Output all the entries word for word. Omit the pictures.
= = = =
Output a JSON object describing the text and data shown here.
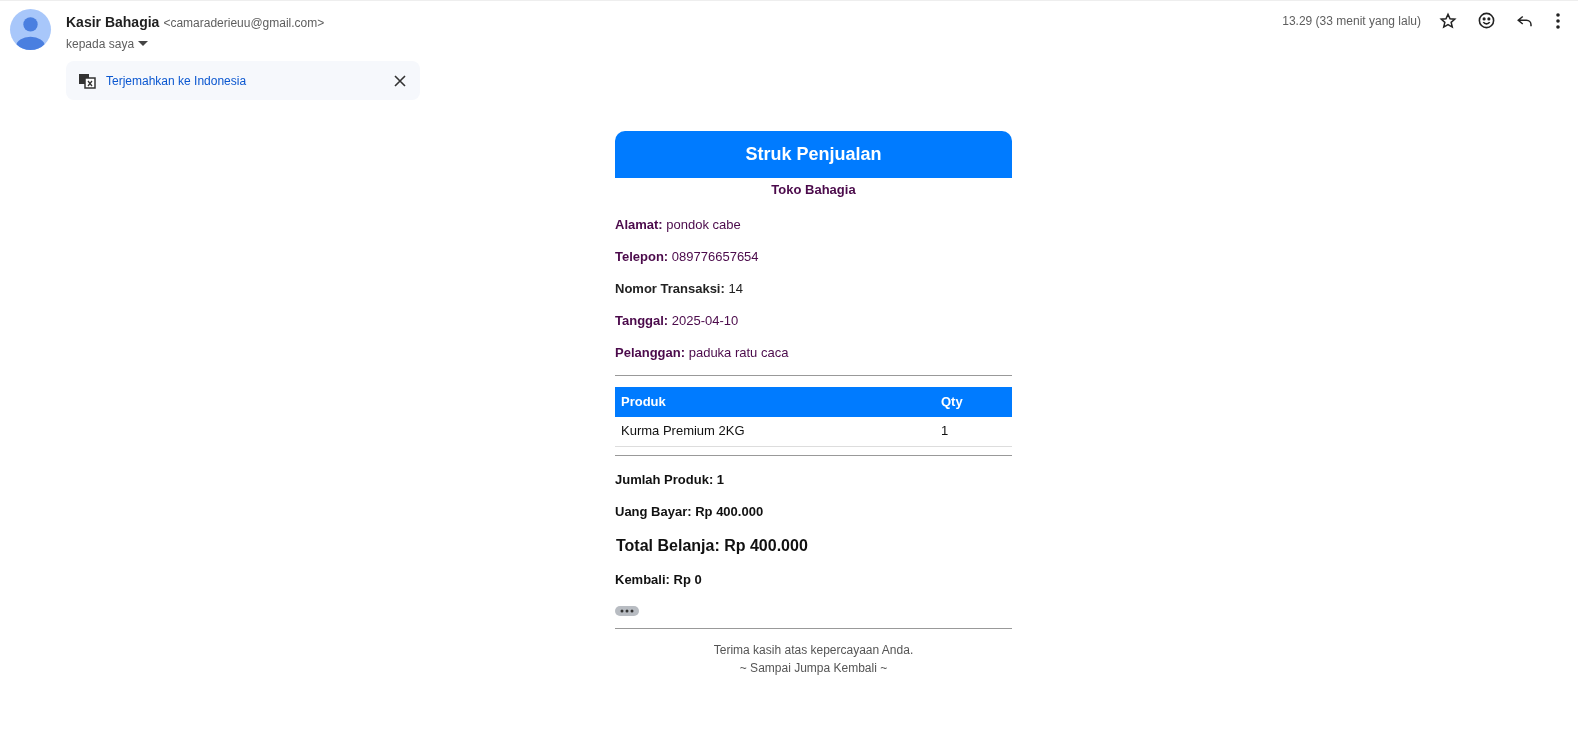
{
  "email": {
    "sender_name": "Kasir Bahagia",
    "sender_address": "<camaraderieuu@gmail.com>",
    "recipient": "kepada saya",
    "time": "13.29 (33 menit yang lalu)"
  },
  "translate_bar": {
    "link": "Terjemahkan ke Indonesia"
  },
  "receipt": {
    "title": "Struk Penjualan",
    "store": "Toko Bahagia",
    "info": [
      {
        "text": "**Alamat:** pondok cabe",
        "color": "#4b0a4b"
      },
      {
        "text": "**Telepon:** 089776657654",
        "color": "#4b0a4b"
      },
      {
        "text": "**Nomor Transaksi:** 14",
        "color": "#222222"
      },
      {
        "text": "**Tanggal:** 2025-04-10",
        "color": "#4b0a4b"
      },
      {
        "text": "**Pelanggan:** paduka ratu caca",
        "color": "#4b0a4b"
      }
    ],
    "table": {
      "columns": [
        "Produk",
        "Qty"
      ],
      "rows": [
        [
          "Kurma Premium 2KG",
          "1"
        ]
      ]
    },
    "summary": [
      {
        "kind": "line",
        "text": "Jumlah Produk: 1"
      },
      {
        "kind": "line",
        "text": "Uang Bayar: Rp 400.000"
      },
      {
        "kind": "total",
        "text": "Total Belanja: Rp 400.000"
      },
      {
        "kind": "line",
        "text": "Kembali: Rp 0"
      }
    ],
    "footer": [
      "Terima kasih atas kepercayaan Anda.",
      "~ Sampai Jumpa Kembali ~"
    ]
  }
}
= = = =
## Solution for this problem:
Output a JSON object describing the text and data shown here.
{
  "email": {
    "sender_name": "Kasir Bahagia",
    "sender_address": "<camaraderieuu@gmail.com>",
    "recipient": "kepada saya",
    "time": "13.29 (33 menit yang lalu)"
  },
  "translate_bar": {
    "link": "Terjemahkan ke Indonesia"
  },
  "receipt": {
    "title": "Struk Penjualan",
    "store": "Toko Bahagia",
    "info": [
      {
        "text": "**Alamat:** pondok cabe",
        "color": "#4b0a4b"
      },
      {
        "text": "**Telepon:** 089776657654",
        "color": "#4b0a4b"
      },
      {
        "text": "**Nomor Transaksi:** 14",
        "color": "#222222"
      },
      {
        "text": "**Tanggal:** 2025-04-10",
        "color": "#4b0a4b"
      },
      {
        "text": "**Pelanggan:** paduka ratu caca",
        "color": "#4b0a4b"
      }
    ],
    "table": {
      "columns": [
        "Produk",
        "Qty"
      ],
      "rows": [
        [
          "Kurma Premium 2KG",
          "1"
        ]
      ]
    },
    "summary": [
      {
        "kind": "line",
        "text": "Jumlah Produk: 1"
      },
      {
        "kind": "line",
        "text": "Uang Bayar: Rp 400.000"
      },
      {
        "kind": "total",
        "text": "Total Belanja: Rp 400.000"
      },
      {
        "kind": "line",
        "text": "Kembali: Rp 0"
      }
    ],
    "footer": [
      "Terima kasih atas kepercayaan Anda.",
      "~ Sampai Jumpa Kembali ~"
    ]
  }
}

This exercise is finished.